• EXERCISE GOAL: Please filter the data below down to the lines holding the string "When".

(Items from an interface collection)
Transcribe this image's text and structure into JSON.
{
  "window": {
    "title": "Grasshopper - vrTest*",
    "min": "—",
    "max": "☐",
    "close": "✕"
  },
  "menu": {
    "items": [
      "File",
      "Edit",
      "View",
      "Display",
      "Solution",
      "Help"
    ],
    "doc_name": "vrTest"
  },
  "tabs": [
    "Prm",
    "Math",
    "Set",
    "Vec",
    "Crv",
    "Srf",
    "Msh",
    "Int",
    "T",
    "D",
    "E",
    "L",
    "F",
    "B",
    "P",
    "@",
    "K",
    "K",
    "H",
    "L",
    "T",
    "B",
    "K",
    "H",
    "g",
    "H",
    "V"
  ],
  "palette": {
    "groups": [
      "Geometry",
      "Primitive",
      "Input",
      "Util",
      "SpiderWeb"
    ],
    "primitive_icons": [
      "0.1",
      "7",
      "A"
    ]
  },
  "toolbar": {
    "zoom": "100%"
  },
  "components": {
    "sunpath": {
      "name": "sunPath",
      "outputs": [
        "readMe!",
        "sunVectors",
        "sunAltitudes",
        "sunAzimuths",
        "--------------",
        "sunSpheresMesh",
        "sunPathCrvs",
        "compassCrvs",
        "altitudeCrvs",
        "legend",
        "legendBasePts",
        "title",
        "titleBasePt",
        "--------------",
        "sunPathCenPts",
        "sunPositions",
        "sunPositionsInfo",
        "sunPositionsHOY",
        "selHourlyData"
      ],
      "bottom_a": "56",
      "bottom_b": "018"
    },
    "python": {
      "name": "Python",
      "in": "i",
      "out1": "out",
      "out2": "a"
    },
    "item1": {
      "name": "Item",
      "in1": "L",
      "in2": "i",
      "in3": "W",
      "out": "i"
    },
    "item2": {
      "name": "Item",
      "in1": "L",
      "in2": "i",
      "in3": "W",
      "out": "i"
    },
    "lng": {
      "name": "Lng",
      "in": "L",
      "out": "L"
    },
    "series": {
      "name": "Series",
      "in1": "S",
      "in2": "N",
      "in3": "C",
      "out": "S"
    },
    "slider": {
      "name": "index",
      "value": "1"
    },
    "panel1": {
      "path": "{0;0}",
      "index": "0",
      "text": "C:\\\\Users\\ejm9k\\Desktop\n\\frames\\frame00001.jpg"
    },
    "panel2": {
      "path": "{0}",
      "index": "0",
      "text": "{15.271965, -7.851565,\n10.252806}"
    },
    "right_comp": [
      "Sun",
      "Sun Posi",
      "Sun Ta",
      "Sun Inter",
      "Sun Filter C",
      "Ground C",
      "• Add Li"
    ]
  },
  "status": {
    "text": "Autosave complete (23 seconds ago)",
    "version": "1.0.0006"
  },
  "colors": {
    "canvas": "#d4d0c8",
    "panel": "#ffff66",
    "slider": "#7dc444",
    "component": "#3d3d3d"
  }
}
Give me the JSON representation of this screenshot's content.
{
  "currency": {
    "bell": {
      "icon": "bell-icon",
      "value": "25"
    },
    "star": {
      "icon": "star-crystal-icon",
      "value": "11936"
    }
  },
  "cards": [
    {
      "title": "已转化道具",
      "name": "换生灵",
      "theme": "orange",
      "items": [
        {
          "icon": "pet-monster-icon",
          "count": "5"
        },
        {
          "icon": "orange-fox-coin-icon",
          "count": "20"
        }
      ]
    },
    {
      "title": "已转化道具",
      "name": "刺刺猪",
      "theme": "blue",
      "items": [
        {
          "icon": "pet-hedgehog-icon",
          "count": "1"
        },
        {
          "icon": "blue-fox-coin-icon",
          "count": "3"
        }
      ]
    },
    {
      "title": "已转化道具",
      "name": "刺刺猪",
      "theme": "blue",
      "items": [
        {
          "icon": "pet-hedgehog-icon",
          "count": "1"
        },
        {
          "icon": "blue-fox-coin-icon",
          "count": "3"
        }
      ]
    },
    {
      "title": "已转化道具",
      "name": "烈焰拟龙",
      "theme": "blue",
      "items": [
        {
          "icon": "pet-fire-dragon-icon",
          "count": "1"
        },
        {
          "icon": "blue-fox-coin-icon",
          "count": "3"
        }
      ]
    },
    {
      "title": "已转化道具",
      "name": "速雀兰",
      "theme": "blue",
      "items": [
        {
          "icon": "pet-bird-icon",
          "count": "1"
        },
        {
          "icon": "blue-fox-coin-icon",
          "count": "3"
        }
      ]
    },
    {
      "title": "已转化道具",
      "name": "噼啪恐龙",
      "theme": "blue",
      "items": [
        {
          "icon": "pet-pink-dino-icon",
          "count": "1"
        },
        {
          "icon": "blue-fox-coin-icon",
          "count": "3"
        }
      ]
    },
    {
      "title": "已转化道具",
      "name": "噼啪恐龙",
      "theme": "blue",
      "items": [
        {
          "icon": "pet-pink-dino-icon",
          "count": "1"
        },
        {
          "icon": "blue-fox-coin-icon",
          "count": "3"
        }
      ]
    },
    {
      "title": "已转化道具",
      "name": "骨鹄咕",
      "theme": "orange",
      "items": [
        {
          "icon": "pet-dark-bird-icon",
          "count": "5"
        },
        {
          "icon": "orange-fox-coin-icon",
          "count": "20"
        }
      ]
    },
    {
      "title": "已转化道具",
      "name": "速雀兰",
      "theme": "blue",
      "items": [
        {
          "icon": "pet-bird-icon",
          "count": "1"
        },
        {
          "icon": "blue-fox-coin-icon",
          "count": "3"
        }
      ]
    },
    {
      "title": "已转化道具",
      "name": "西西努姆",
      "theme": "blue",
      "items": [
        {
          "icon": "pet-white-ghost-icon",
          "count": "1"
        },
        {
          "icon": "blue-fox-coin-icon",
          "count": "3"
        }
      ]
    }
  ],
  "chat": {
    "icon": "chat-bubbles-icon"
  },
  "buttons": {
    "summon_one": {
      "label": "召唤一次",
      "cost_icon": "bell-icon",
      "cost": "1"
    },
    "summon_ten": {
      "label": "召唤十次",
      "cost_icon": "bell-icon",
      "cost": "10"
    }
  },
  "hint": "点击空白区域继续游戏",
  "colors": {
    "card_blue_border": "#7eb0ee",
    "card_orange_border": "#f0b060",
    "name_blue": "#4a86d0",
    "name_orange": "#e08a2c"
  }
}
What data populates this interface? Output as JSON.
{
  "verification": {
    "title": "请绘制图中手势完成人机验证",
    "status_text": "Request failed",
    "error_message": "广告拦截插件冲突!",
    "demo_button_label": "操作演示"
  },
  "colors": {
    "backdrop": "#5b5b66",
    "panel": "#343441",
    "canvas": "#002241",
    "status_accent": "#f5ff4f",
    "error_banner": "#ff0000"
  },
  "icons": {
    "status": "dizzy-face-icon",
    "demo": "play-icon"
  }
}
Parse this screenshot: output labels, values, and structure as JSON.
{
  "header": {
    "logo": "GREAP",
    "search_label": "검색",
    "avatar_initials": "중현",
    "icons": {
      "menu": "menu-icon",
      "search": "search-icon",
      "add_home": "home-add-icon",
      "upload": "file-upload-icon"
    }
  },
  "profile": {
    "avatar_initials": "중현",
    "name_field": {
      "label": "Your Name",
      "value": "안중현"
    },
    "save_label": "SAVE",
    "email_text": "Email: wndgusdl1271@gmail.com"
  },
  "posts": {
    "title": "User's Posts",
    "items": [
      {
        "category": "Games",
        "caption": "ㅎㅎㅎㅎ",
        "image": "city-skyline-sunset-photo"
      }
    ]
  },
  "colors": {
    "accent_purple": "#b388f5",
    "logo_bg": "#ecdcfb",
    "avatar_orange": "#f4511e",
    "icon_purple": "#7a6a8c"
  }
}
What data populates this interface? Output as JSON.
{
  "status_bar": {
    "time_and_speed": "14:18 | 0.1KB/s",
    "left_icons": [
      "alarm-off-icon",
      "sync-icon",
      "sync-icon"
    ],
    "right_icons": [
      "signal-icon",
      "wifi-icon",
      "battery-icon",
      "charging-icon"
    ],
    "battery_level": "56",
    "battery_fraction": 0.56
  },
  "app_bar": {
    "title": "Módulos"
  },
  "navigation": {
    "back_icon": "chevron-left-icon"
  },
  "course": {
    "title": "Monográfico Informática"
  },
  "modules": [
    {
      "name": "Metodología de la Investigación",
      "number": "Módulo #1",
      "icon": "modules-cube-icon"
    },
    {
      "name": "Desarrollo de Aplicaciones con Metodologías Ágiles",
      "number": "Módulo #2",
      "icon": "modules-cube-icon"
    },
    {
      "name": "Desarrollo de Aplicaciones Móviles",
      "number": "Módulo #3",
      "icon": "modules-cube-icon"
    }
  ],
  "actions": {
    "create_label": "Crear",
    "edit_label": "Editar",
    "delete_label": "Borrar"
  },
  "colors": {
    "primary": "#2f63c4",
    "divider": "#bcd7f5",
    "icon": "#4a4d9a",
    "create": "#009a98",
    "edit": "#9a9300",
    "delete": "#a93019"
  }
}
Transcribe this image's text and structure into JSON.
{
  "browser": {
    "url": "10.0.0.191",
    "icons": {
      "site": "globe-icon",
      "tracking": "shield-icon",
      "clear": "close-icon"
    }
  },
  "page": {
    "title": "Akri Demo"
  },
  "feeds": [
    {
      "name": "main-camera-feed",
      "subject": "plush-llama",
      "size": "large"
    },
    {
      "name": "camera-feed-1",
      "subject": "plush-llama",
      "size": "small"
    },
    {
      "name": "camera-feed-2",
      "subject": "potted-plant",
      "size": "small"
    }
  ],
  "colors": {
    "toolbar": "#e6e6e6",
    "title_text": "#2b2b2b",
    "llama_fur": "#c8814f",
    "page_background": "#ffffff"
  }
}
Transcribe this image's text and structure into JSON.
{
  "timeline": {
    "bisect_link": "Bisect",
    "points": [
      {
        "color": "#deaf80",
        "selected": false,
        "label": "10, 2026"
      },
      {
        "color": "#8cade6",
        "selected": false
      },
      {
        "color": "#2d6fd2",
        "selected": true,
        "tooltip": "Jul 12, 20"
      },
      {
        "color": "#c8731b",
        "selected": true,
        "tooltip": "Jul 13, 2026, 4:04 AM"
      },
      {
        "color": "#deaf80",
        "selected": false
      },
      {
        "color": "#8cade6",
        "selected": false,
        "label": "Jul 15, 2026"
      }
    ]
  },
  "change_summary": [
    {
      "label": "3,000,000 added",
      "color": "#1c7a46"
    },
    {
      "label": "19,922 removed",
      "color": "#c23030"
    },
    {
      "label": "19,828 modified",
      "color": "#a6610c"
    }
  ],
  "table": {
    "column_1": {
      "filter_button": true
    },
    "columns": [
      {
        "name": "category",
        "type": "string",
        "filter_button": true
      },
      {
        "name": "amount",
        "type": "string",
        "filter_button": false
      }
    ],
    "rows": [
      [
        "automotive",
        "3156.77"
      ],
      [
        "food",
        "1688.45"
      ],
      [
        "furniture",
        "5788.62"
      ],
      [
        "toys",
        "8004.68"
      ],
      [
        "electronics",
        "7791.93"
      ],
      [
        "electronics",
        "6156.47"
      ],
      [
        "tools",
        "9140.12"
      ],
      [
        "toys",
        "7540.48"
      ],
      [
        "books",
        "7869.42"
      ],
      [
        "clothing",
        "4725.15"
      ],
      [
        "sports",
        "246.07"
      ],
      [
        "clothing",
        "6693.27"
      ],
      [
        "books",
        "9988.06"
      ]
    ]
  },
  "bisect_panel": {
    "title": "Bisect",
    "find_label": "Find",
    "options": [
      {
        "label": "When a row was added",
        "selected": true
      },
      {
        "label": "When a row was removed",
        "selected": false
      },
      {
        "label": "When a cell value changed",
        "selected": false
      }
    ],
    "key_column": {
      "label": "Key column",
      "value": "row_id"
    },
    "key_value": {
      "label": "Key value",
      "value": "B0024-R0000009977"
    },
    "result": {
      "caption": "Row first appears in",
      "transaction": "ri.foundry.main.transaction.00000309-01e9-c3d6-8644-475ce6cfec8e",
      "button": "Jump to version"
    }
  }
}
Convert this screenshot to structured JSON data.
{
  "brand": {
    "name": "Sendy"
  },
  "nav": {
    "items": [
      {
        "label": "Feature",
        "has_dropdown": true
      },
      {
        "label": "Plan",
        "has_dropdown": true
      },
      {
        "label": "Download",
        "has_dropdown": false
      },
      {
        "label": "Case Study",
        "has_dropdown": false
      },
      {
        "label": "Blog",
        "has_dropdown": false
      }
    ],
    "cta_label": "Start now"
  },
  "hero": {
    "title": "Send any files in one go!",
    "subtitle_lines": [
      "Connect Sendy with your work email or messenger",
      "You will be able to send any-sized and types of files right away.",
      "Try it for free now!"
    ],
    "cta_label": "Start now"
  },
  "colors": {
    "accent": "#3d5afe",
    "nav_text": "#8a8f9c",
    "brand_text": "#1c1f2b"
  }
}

• EXERCISE OUTPUT:
        "label": "When a row was added",
        "label": "When a row was removed",
        "label": "When a cell value changed",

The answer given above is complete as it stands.